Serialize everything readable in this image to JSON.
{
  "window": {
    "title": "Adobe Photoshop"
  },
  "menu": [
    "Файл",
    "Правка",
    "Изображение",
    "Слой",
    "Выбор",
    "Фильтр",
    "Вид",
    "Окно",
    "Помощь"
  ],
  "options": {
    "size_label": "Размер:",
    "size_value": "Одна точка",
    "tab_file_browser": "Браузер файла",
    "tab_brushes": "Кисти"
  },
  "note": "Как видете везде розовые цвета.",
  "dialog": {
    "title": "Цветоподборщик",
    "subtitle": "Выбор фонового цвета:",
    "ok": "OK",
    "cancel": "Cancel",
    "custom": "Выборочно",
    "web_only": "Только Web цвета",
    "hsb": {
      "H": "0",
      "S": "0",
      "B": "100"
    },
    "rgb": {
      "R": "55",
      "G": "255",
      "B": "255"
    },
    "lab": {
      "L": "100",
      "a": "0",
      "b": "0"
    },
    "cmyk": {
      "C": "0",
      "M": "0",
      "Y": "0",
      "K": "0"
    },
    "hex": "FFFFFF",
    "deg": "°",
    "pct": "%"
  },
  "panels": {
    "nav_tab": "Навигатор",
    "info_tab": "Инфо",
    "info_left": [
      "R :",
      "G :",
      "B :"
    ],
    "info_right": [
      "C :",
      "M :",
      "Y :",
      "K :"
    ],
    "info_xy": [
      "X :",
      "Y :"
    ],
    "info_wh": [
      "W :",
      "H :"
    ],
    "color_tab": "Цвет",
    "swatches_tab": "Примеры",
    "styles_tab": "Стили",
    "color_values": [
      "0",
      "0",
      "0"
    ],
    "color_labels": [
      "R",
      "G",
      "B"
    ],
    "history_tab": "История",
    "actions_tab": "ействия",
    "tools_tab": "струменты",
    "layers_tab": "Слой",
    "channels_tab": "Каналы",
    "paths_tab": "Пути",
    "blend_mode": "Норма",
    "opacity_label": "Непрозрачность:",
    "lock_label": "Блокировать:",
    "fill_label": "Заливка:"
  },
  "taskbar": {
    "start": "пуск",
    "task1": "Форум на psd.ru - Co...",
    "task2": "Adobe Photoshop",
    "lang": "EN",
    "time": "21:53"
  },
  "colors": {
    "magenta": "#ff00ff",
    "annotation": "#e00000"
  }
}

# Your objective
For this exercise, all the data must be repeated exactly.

# Task answer
Serialize everything readable in this image to JSON.
{
  "window": {
    "title": "Adobe Photoshop"
  },
  "menu": [
    "Файл",
    "Правка",
    "Изображение",
    "Слой",
    "Выбор",
    "Фильтр",
    "Вид",
    "Окно",
    "Помощь"
  ],
  "options": {
    "size_label": "Размер:",
    "size_value": "Одна точка",
    "tab_file_browser": "Браузер файла",
    "tab_brushes": "Кисти"
  },
  "note": "Как видете везде розовые цвета.",
  "dialog": {
    "title": "Цветоподборщик",
    "subtitle": "Выбор фонового цвета:",
    "ok": "OK",
    "cancel": "Cancel",
    "custom": "Выборочно",
    "web_only": "Только Web цвета",
    "hsb": {
      "H": "0",
      "S": "0",
      "B": "100"
    },
    "rgb": {
      "R": "55",
      "G": "255",
      "B": "255"
    },
    "lab": {
      "L": "100",
      "a": "0",
      "b": "0"
    },
    "cmyk": {
      "C": "0",
      "M": "0",
      "Y": "0",
      "K": "0"
    },
    "hex": "FFFFFF",
    "deg": "°",
    "pct": "%"
  },
  "panels": {
    "nav_tab": "Навигатор",
    "info_tab": "Инфо",
    "info_left": [
      "R :",
      "G :",
      "B :"
    ],
    "info_right": [
      "C :",
      "M :",
      "Y :",
      "K :"
    ],
    "info_xy": [
      "X :",
      "Y :"
    ],
    "info_wh": [
      "W :",
      "H :"
    ],
    "color_tab": "Цвет",
    "swatches_tab": "Примеры",
    "styles_tab": "Стили",
    "color_values": [
      "0",
      "0",
      "0"
    ],
    "color_labels": [
      "R",
      "G",
      "B"
    ],
    "history_tab": "История",
    "actions_tab": "ействия",
    "tools_tab": "струменты",
    "layers_tab": "Слой",
    "channels_tab": "Каналы",
    "paths_tab": "Пути",
    "blend_mode": "Норма",
    "opacity_label": "Непрозрачность:",
    "lock_label": "Блокировать:",
    "fill_label": "Заливка:"
  },
  "taskbar": {
    "start": "пуск",
    "task1": "Форум на psd.ru - Co...",
    "task2": "Adobe Photoshop",
    "lang": "EN",
    "time": "21:53"
  },
  "colors": {
    "magenta": "#ff00ff",
    "annotation": "#e00000"
  }
}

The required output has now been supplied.